The sculpture shows a very particular personality presenting, almost systematically, vegetal elements. Its uniqueness lies in the themes and techniques. On the capitals and long friezes, the sculpture is very well designed and flat, using the bevel technique, widely used in the Visigothic and Mozarabic Times.
Almost always coinciding with Romanesque renovations of previously existing churches , the new constructions used models from the former Pre-Romanesque churches that were then being renovated and were inspired by the decorative repertoires of the Old See of Coimbra, the See of Porto and the See of Braga/Saint Peter of Rates, thus forming a new syntax, very peculiar and regionalized.
In the churches of the Tâmega and Sousa rarely does the human figure appear. The animalism themes emerge supporting the tympana of the portals, clearly having the function of defending the entrances to the temple.
The architecture of this region adopts, most of the times, rectangular chevets, although there are more academic specimens using semicircular apses, like and façades where rather deep portals are fitted. In most of the cases, these portals bear no figurative programmes, but the detail in their arrangement and the profusion of sculpture they bear demonstrate the will to ennoble and defend.

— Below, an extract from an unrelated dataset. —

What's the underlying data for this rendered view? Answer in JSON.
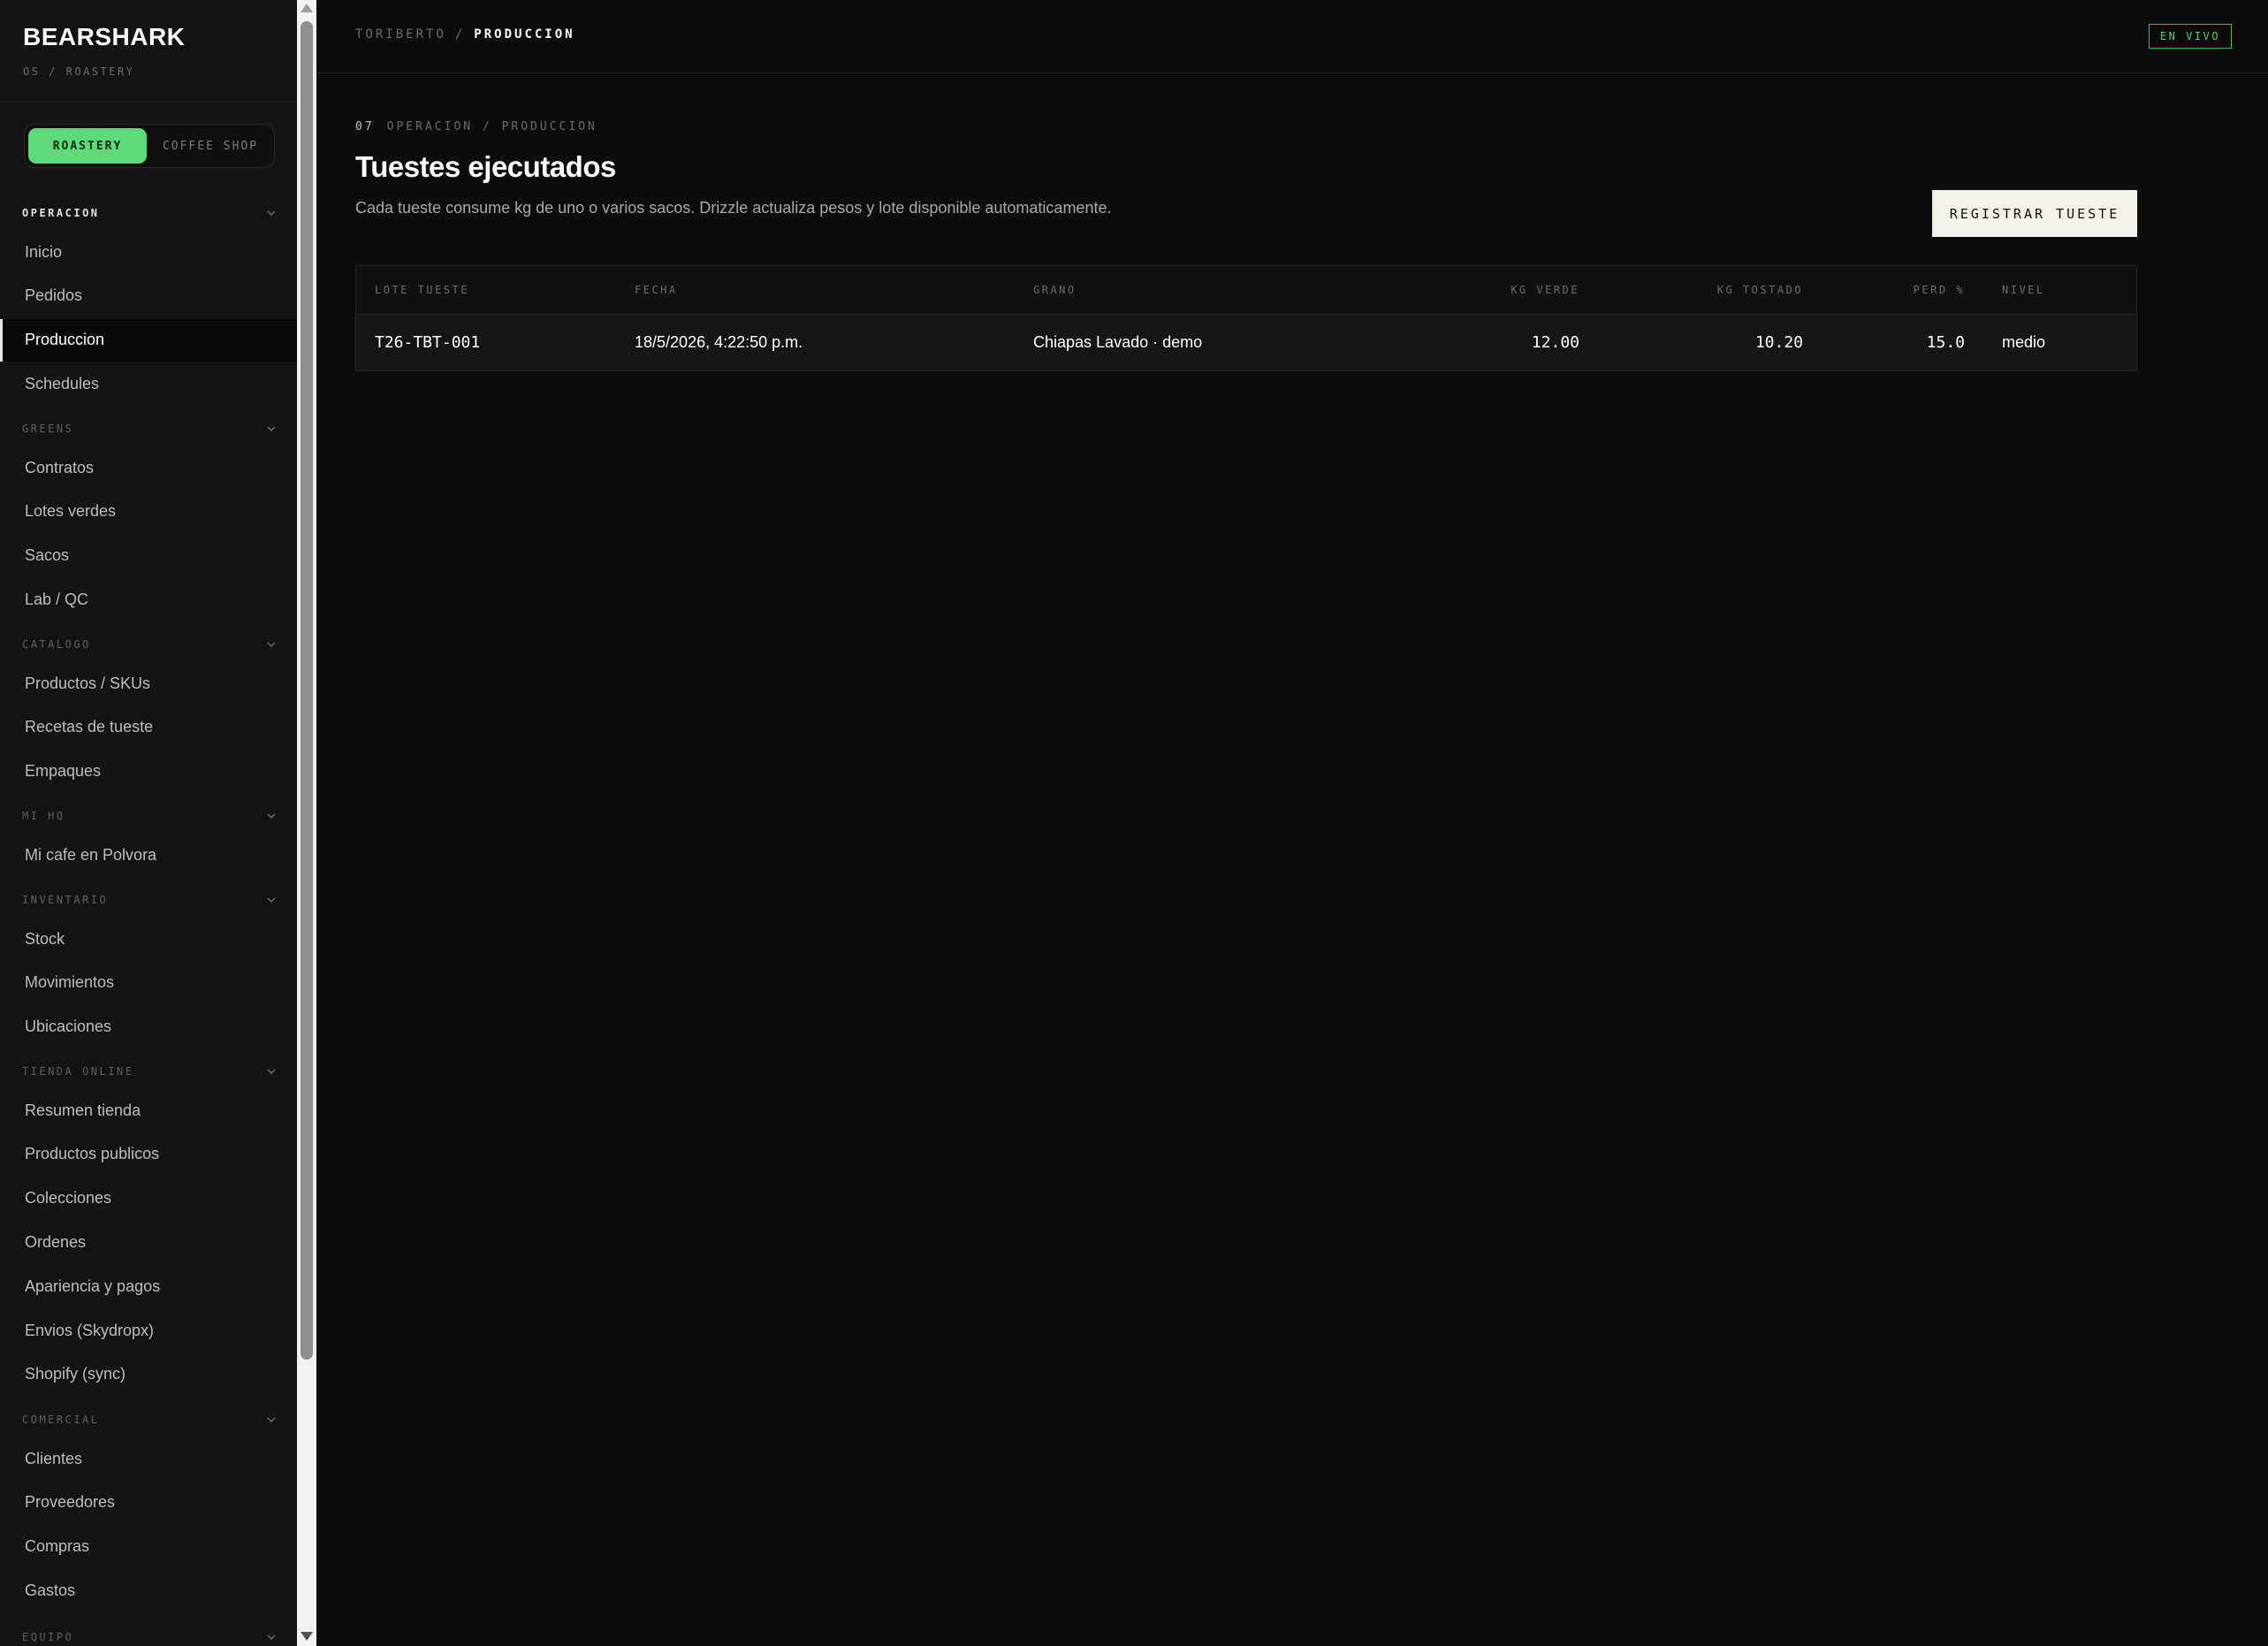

The Church of the Monastery of the Saviour of Paço de Sousa, in Penafiel, is a nuclear monument in the context of the Romanesque architecture of Tâmega and Sousa. Paço de Sousa was the birthplace of a trend based on the pre-Romanesque tradition and influenced by Romanesque themes from Porto and Coimbra, giving rise to what was known as “românico nacionalizado” ["nationalised Romanesque"]. This trend privileges the botanical decoration applied in capitals, friezes or even impost blocks, usually plain, beveled and of clear design.
One of the most significant and peculiar aspects of the Romanesque architecture of the Tâmega and Sousa lays, precisely, in the long acceptance of the building models and decorative solutions of the Romanesque period.